Bitcoin is all the rage, and it’s easy to understand why. A $1 investment in bitcoin in 2010 is worth over $5 million today. We not-so-boldly predict this performance will not be repeated over the next seven years, but that belies the question: Where is bitcoin’s price going?
Like all prices, it depends upon supply and demand. Bitcoin’s supply grows slowly and will be capped at 21 million bitcoins. It’s changing demand that causes price movements. So what determines demand?
Bitcoin is referred to as “digital currency,” but it’s not really money. Money is a commonly accepted medium of exchange that sellers accept from buyers as a means of payment. Bitcoin’s value can swing 20 percent in a day, which is way too volatile for most businesses or people to hold for transaction purposes. Bitcoin owners almost always exchange bitcoin into dollars to buy things.

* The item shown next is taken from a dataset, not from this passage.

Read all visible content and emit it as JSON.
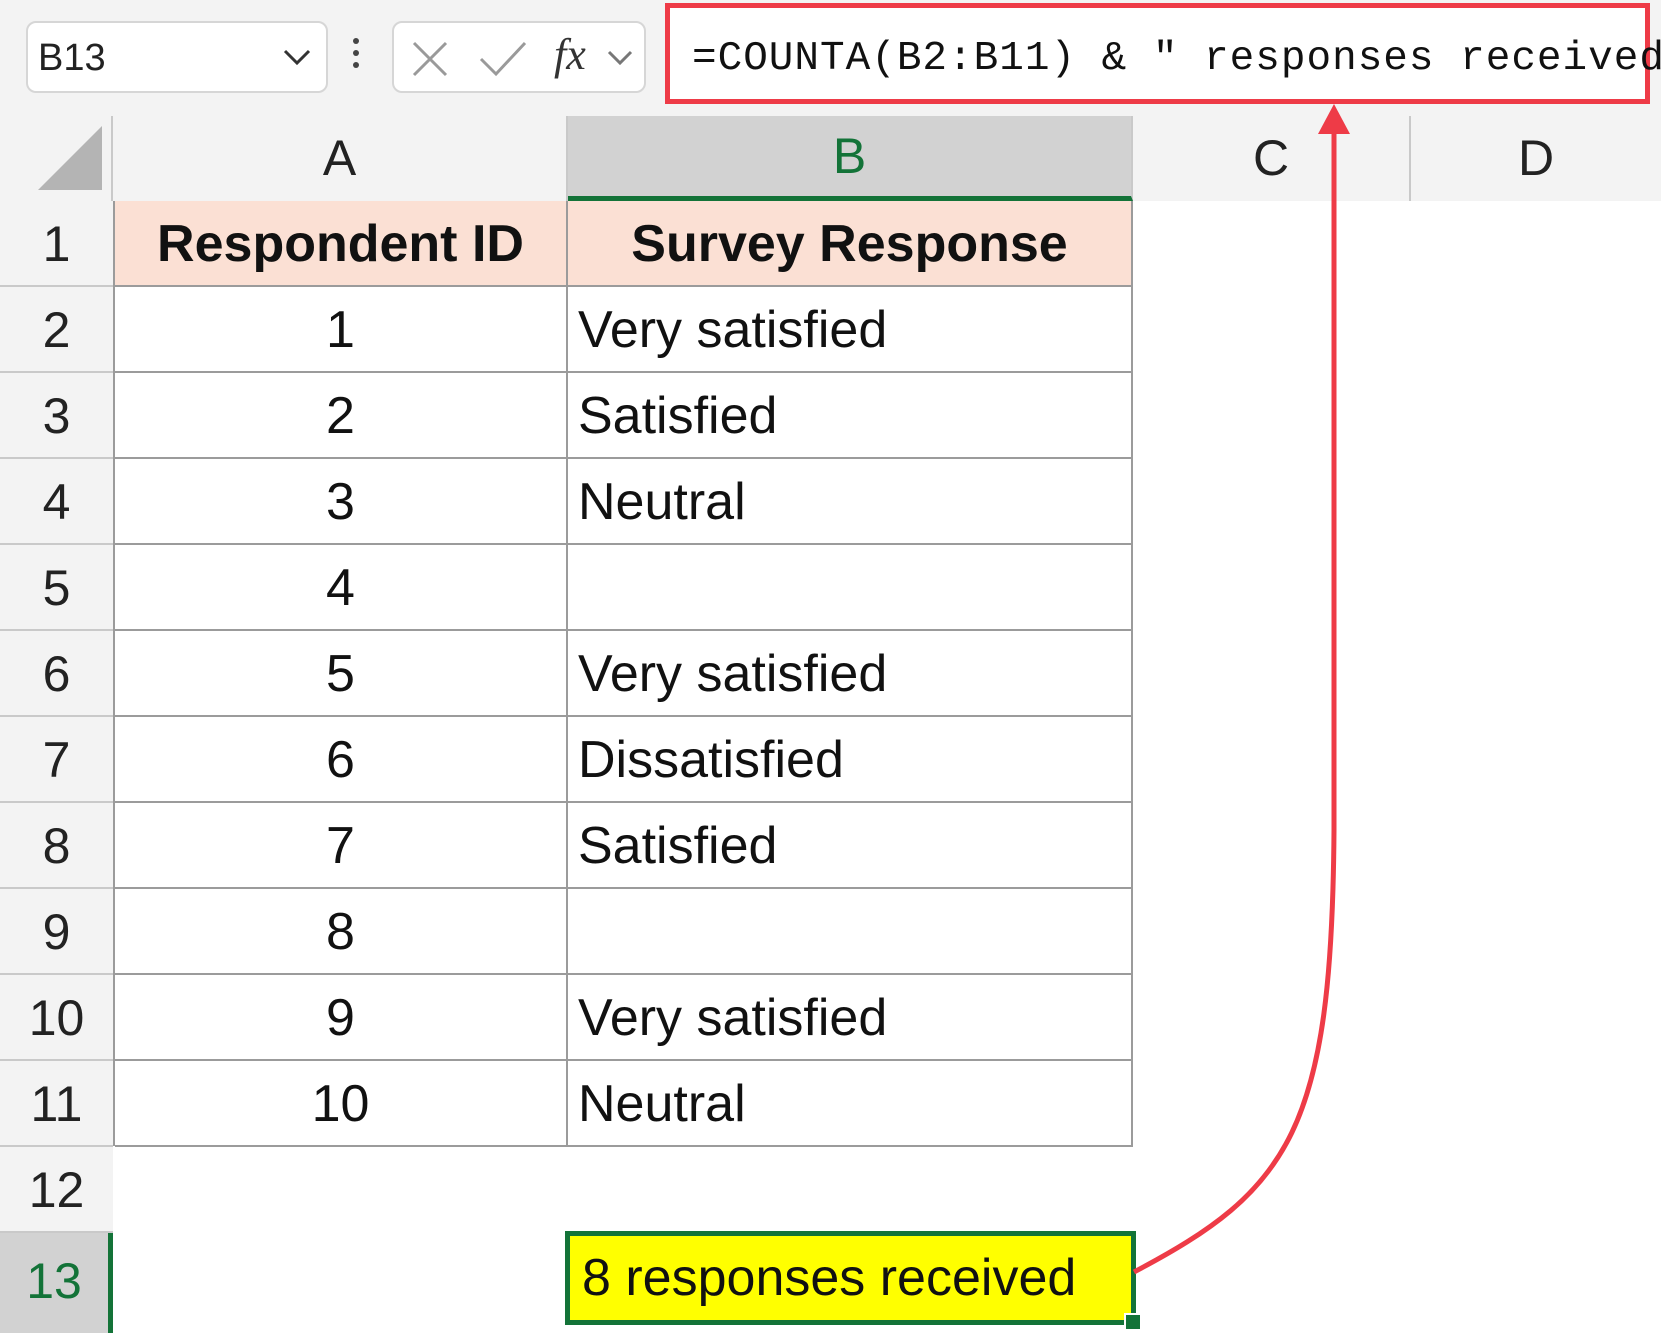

Bitcoin is often called “digital gold,” but, unlike gold, it has no commodity value. Gold is valuable ultimately because it has ornamental and industrial uses. Not so for bitcoin.
Bitcoin is often compared to stocks and bonds, but that is woefully misleading. In return for an equity investment, a stockholder owns part of a corporation and has claim to future dividends. In return for a loan, a bondholder receives a legally binding promise of repayment and specified interest payments. Bitcoin promises nothing; it has no link to any money-making commercial enterprise or public tax base.
Bitcoin is called a “cryptocurrency.” This theoretically allows its owners to store value anonymously. Criminals want this to evade detection. But the authorities (FBI, IRS, etc.) are becoming increasingly skilled at using bitcoin’s blockchain to track and prosecute the bad guys. Smart criminals are already migrating away from bitcoin. And Bitcoin’s privacy feature is of limited value to most. Counting on other people’s paranoia is a weak foundation for an asset’s value: Why would the paranoid trust bitcoin?
So we are left with the following: Bitcoin is a speculative asset. People demand bitcoins today because they expect someone will pay a higher price tomorrow. We have seen this movie before. Can you say asset bubble, Ponzi scheme or “greater fool” theory? Expectations inevitably reverse and prices crash. That is, unless bitcoin emerges as our society’s money, but this is unlikely with hundreds of cryptocurrencies and central banks as competing money issuers.
So buy bitcoins at your own risk. Good luck. You’ll need it.•
Bohanon and Curott are professors of economics at Ball State University. Send comments to firstname.lastname@example.org.